DDB Group Singapore’s group executive creative director Joji Jacob has made a name for himself in the local Singapore industry. Hailing from India, he has had experience at agencies such as JWT, Ogilvy, Bates and more. Jacob talks about how he came into the industry and his best and worst moments as a creative.
How did you stumble into this industry?
By sheer accident and good fortune. I was a frustrated journalist and a very uninspiring English teacher when I followed a friend one afternoon to hang out at his computer science college. Right opposite that place were the offices of FCB. While my friend got absorbed in more worthwhile projects, I sauntered into the FCB office to look at all the interesting things that were pinned to its walls. Only much later did I realise they were ads, but it looked like something I could do. So I asked for a copy test, which the managing director of the place lost at a bar, and out of guilt gave me a job.
How do you get inspired when you aren’t?
Knowing the deadline is half an hour away usually prompts a gallon of inspiration – and perspiration.
What’s the most frustrating thing about being a creative?
Everybody else thinks they’re creative too.
Proudest moment in your career?
These happen almost on a daily basis. When one of our teams cracks a really tough brief, when a client’s business looks up because of something we’ve done, when our young teams pick up nice shiny things at award shows …
Mentor you look up to most?
This is going to sound like bull—-, but I learn stuff from almost everyone in my life, from every one that crosses my path.
Advertising’s not an easy business. What’s the meanest thing you’ve heard someone say to anyone in the industry?
I’m afraid I disagree with you. Folks in advertising are by far kinder and supportive of each other than in many other industries. I have friends in theatre and the arts and I know for a fact things can get pretty nasty.
What about the harshest thing anyone has said to you in your career?
The industry has been very forgiving of my flaws in general, but someone once asked me to go back to teaching English. I’m pretty thick-skinned. So if the criticism is useful I try to learn from it. If not, it’s just a bunch of words.
And the harshest thing you have said to anyone at work? And do you regret it?
I once lost my head at a colleague and I look back upon it with much regret. I was fresh into my first ECD gig then and was very anxious about that particular project and I think I questioned his professionalism in front of a few other people. I don’t get up on my high horse that often any more. I keep reminding myself that nobody gets up in the morning wanting to do a bad job.
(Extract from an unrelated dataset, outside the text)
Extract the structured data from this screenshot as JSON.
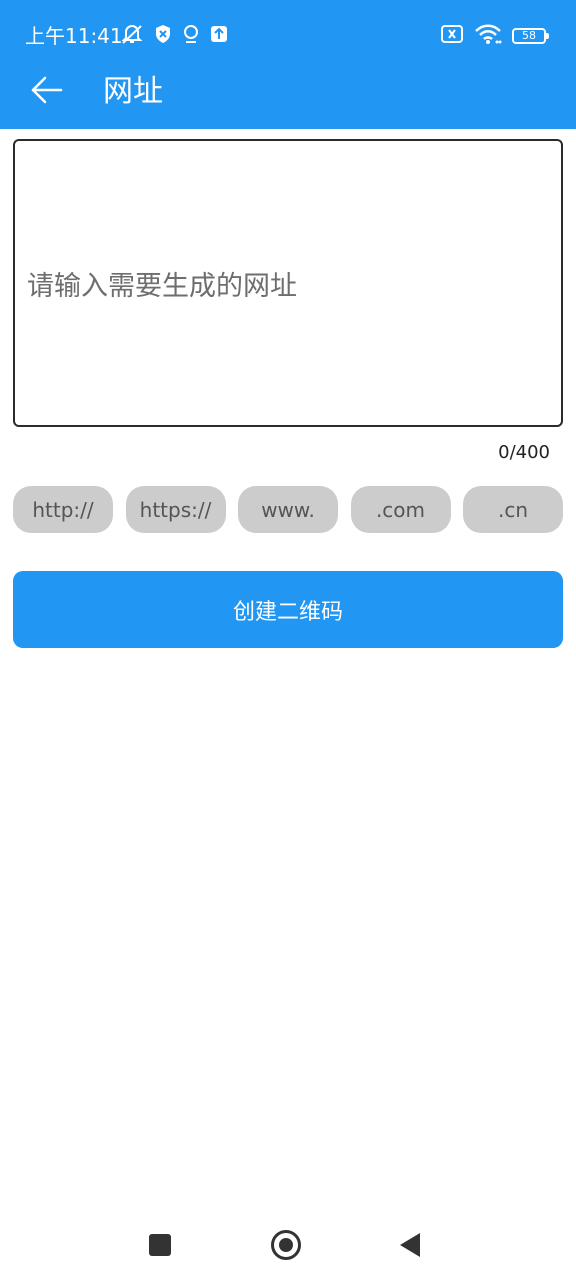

What’s the dream brand you’d like to work on and why?
I’m already working on it. The Health Promotion Board. The name says it all.
Weirdest thing you’ve ever done in your career?
In one of my earlier jobs, we once decided to create a gigantic sculpture out of cardboard cartons to impress a prospective client (I forget what the point was). When the client walked in, the entire structure started swaying and came crashing down on him. He slowly extricated himself from the mess, and walked out of the agency without a word.
What makes the difference between an average creative and a mind-blowing one?
A mind-blowing creative is an average creative who doesn’t give up.
If you weren’t a creative what would you be?
A very frustrated English teacher perhaps.
How do you wind down on the weekends?
My wife and I are working on a book called Little Prayers for Little Folks.
I write and she draws. So Saturday mornings are spent on that. We usually go out on Saturday night. Sundays belong to our six-year-old who is a little whirlwind. She decides what we do. As Sunday evening rolls around, I’m usually looking forward to Monday.